The NY Times editors mentioned in their editorial “a time when black citizens were not fully human in the eyes of the state.” The pre-Fourteenth Amendment era of slavery was a time when Black slaves were deemed to be property, a form of property taxed by the state. They were regarded as neither citizens nor fully human. But that was also a time when the U.S. was working to genocidally destroy Native nations and to dominate and dehumanize Native people.

In its editorial, the NY Times editors drew attention to “the extent to which many citizens are hesitant” to let go of “even the most abhorrent artifacts of history.” The same can be said about the paper monuments of the U.S. Supreme Court based on the Chosen People and the Promised Land narrative from the Old Testament. The United States government is not willing to part with the religiously-premised doctrines of white Christian supremacy, which, to this day, are still regarded as “the Supreme Law of the Land,” and still used on a daily basis against our Native nations.

Suppose the U.S. Supreme Court ruled that descendants of slaves, even if free, have “no right to hold property.” Suppose that decision was still being actively used by the Supreme Court as precedent today. The significance of that hypothetical slave-era legal precedent would be this: What the U.S. courts decided back then about the descendants of slaves is still the case today. Why? Because legal precedent requires that whatever was considered true back then, no matter how wrongful, racist, or unjust, must, as a legal matter, be treated true today.

The point being this: The United States to this day continues to rely upon paper monuments in which the U.S. courts openly avow that when white Christian nations located (“discovered”) lands inhabited by non-Christian nations made up of brown-skinned “heathens, pagans, and infidels,” then white Christian nationalism must forever reign supreme.

U.S. legal precedent still holds that because Christians long ago located non-Christian lands here in “the Americas,” Native nations have no right of property ownership in their traditional territories.
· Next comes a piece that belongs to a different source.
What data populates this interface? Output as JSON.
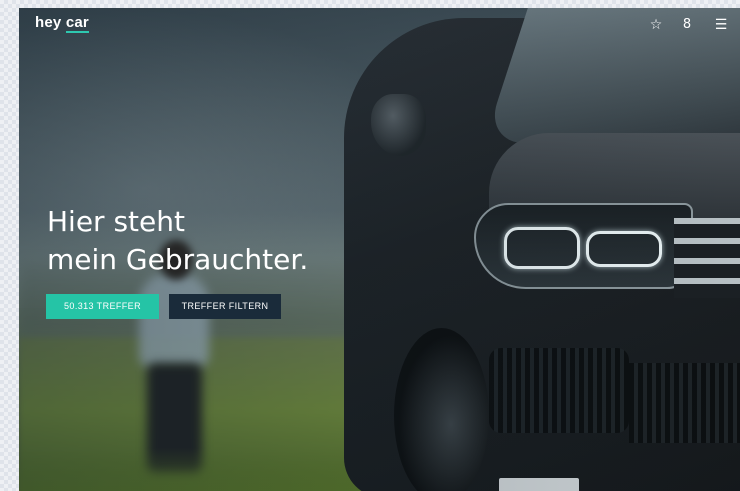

According to religiously racist U.S. law, Native Peoples only have an "aboriginal occupancy" interest in their territories, “not a property right.” (White v. University of California, Ninth Circuit Court of Appeals, 2014). It would be amazing to see the NY Times condemn the fact that the U.S. Courts are still using those religiously racist “abhorrent artifacts of history” against Native Nations and Peoples.
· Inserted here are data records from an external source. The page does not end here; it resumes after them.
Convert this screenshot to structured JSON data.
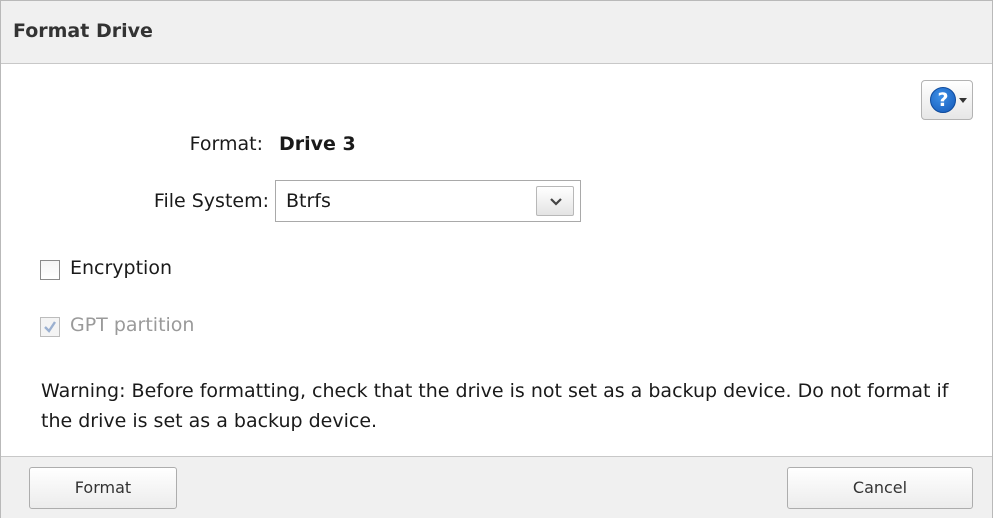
{
  "dialog": {
    "title": "Format Drive"
  },
  "help": {
    "icon": "help-icon",
    "glyph": "?"
  },
  "form": {
    "format_label": "Format:",
    "format_value": "Drive 3",
    "filesystem_label": "File System:",
    "filesystem_selected": "Btrfs",
    "encryption": {
      "label": "Encryption",
      "checked": false
    },
    "gpt": {
      "label": "GPT partition",
      "checked": true,
      "disabled": true
    }
  },
  "warning": "Warning: Before formatting, check that the drive is not set as a backup device. Do not format if the drive is set as a backup device.",
  "buttons": {
    "format": "Format",
    "cancel": "Cancel"
  }
}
Steven Newcomb (Shawnee, Lenape) is co-founder and co-director of the Indigenous Law Institute, and author of Pagans in the Promised Land: Decoding the Doctrine of Christian Discovery (Fulcrum, 2008). He is a producer of the documentary movie, The Doctrine of Discovery: Unmasking the Domination Code, directed and produced by Sheldon Wolfchild (Dakota), with narration by Buffy Sainte-Marie (Cree). The movie can be ordered from